Communicated internally, the white papers promote transparency and trust. They share the priorities for which gifts are being pursued, demonstrate that fundraising direction is determined by institutional priorities and leadership, dispel any myths that fundraisers are deciding where gifts are being directed, and exhibit collaboration with academic and programmatic leaders.
While the white papers are internal documents, sharing them strategically with selected volunteer leaders or potential donors can be effective cultivation to strengthen the relationship and begin giving conversations. Making insiders out of outsiders precipitates a sense of ownership and chances to gain valuable feedback on priorities and associated giving opportunities.
A clear intent
The development office’s role as a service organization doesn’t just happen. There are far too many obstacles that can cause fundraising to veer from its focus on institutional strategic priorities. Sometimes the obstacle is unrealistic expectations, urgent needs, or the lack of any institutional strategic planning. (The latter is another conversation for another time.)
Aligning development work at all levels with institutional priorities, keeping all on the same page, singing the same tune, rowing in the same direction or trying to herd the cats–choose your metaphor–can be a heavy lift but it’s worth it.
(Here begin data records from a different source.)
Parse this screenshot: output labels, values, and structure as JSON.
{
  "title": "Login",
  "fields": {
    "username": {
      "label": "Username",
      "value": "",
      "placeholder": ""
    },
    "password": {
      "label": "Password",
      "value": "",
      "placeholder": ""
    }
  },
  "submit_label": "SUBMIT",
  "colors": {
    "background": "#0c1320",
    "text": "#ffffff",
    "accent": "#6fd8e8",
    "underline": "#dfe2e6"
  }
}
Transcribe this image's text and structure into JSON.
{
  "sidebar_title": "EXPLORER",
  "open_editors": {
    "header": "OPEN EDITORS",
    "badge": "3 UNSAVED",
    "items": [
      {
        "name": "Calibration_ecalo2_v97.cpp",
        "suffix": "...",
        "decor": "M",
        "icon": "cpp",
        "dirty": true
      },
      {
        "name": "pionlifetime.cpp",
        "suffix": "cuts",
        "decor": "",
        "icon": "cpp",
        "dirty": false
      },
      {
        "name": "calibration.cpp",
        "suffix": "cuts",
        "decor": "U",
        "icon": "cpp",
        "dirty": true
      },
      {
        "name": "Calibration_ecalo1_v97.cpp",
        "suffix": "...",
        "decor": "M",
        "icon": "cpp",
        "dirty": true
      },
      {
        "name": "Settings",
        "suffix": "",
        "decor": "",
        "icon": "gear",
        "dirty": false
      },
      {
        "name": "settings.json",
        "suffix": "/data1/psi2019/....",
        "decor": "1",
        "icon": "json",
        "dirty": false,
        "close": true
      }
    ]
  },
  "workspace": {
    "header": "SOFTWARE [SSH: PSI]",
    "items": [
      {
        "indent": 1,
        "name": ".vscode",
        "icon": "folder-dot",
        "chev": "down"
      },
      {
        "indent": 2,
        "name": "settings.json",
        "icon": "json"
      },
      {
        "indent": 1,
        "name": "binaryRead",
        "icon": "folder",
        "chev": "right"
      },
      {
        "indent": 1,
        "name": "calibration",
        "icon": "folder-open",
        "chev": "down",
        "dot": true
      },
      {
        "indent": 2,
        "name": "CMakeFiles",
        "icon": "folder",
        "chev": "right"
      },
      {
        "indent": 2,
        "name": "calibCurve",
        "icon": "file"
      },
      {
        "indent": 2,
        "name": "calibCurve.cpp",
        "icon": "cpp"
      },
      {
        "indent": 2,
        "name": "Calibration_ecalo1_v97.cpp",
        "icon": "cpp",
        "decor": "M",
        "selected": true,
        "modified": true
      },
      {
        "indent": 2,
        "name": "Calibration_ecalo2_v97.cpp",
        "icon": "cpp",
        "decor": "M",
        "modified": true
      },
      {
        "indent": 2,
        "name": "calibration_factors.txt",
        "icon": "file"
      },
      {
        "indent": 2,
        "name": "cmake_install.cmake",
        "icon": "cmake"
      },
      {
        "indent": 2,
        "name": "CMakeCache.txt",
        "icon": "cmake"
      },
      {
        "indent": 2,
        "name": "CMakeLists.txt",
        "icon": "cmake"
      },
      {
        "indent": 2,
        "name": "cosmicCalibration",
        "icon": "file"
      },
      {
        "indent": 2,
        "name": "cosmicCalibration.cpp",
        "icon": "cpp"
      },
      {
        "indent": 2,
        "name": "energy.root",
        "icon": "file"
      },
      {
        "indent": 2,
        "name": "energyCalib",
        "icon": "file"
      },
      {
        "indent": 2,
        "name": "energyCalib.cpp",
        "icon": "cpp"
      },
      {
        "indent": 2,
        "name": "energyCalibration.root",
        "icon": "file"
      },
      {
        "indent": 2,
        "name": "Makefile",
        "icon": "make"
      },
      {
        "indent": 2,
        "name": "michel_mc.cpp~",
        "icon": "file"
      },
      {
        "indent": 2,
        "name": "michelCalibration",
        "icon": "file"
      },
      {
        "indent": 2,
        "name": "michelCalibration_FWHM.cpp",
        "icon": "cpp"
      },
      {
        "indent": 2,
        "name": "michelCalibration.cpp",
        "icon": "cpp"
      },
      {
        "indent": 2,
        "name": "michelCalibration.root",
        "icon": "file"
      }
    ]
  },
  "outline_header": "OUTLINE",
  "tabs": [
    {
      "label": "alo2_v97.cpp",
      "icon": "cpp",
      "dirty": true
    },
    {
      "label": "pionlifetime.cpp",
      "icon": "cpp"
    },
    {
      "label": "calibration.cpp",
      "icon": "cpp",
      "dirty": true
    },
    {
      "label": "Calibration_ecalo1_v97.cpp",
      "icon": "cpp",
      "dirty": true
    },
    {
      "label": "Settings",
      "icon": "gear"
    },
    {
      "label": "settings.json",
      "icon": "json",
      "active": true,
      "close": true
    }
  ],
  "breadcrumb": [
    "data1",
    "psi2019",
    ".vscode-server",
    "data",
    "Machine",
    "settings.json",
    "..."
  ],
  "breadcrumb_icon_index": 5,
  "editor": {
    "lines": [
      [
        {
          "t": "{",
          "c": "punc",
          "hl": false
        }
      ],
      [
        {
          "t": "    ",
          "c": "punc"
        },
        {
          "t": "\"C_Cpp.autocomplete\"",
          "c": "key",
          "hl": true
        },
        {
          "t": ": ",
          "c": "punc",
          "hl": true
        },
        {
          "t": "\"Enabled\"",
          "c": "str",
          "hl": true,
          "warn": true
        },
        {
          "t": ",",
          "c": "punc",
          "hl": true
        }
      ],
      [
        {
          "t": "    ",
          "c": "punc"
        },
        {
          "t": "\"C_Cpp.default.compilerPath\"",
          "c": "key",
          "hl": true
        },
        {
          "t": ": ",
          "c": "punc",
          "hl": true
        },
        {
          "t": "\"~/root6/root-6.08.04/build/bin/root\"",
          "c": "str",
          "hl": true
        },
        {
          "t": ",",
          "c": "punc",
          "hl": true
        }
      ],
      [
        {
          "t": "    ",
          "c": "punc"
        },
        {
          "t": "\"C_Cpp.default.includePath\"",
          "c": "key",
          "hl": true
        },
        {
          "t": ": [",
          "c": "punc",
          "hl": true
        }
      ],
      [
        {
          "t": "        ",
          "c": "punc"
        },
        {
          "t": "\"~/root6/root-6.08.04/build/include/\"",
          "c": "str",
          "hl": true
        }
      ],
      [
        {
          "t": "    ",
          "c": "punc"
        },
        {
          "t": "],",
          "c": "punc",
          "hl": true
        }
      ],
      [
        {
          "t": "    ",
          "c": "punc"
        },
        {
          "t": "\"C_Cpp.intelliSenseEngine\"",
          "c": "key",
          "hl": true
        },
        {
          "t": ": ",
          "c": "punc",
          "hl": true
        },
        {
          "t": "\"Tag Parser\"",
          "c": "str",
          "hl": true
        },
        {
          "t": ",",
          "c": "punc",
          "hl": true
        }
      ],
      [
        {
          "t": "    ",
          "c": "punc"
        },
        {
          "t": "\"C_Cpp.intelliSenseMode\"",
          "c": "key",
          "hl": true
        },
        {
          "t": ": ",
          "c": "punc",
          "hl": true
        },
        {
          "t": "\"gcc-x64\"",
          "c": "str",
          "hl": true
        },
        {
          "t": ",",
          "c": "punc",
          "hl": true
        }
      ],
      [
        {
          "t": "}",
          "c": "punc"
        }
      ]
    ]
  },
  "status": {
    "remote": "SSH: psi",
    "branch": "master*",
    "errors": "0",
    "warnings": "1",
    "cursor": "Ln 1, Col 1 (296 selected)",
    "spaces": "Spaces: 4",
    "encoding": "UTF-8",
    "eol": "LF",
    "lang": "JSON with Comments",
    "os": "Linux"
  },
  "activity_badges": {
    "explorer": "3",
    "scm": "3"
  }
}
Having a well-conceived road map allows one to move forward with a common direction, be flexible and pivot—or put out a fire—when necessary, then return to the road map without losing one’s way in service of the organization. Intention precipitates collaboration, accountability, transparency, and trust—strengthening relationships and enabling a stronger culture of philanthropy.
Looking for guidance on how to better align your development office’s work with institutional strategic priorities? Or helping your organization articulate its priorities and create inspiring ideas worthy of big gifts? GG+A can help. Please reach out to Laura at email@example.com.